BEGIN Material provided

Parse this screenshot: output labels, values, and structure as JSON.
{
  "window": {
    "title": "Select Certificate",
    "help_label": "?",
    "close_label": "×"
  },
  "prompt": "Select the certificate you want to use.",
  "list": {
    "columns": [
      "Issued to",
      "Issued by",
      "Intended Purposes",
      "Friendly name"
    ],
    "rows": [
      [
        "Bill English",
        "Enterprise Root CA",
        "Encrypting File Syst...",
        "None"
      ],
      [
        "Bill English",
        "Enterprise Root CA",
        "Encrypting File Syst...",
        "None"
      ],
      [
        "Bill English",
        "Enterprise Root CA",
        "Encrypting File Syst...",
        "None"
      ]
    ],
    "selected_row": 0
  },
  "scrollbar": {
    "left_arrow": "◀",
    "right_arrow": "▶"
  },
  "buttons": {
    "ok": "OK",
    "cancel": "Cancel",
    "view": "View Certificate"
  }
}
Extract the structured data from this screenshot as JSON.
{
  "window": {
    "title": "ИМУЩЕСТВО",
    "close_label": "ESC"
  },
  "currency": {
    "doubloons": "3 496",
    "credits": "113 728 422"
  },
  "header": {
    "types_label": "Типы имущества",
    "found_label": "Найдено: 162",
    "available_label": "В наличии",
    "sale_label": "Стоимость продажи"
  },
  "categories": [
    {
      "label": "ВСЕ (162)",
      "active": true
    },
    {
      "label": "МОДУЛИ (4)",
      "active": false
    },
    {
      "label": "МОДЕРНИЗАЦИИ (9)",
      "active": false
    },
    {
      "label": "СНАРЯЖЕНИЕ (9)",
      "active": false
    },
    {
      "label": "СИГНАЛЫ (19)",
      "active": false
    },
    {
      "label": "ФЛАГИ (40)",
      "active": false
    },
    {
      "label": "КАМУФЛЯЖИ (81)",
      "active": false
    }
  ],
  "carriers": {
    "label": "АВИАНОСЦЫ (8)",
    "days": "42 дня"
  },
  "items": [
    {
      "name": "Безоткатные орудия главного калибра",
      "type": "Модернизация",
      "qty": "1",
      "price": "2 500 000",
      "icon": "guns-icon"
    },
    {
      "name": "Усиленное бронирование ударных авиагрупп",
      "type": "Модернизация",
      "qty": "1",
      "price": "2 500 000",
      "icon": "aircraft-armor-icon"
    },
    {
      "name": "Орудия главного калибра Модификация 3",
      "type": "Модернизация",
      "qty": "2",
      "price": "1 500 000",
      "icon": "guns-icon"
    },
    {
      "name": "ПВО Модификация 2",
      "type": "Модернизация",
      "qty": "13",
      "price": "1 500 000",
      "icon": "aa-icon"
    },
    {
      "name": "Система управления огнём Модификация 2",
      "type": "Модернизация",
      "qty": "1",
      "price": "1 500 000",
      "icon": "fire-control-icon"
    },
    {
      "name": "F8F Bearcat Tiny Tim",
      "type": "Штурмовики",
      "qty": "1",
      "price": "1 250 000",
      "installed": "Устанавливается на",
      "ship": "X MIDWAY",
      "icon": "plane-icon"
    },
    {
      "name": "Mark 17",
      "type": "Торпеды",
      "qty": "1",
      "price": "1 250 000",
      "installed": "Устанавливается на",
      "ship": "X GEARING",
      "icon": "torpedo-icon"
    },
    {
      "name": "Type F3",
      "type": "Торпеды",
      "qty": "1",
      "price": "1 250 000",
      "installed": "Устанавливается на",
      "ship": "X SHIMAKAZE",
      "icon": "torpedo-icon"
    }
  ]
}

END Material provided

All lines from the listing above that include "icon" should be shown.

■ Exercise output
      "icon": "guns-icon"
      "icon": "aircraft-armor-icon"
      "icon": "guns-icon"
      "icon": "aa-icon"
      "icon": "fire-control-icon"
      "icon": "plane-icon"
      "icon": "torpedo-icon"
      "icon": "torpedo-icon"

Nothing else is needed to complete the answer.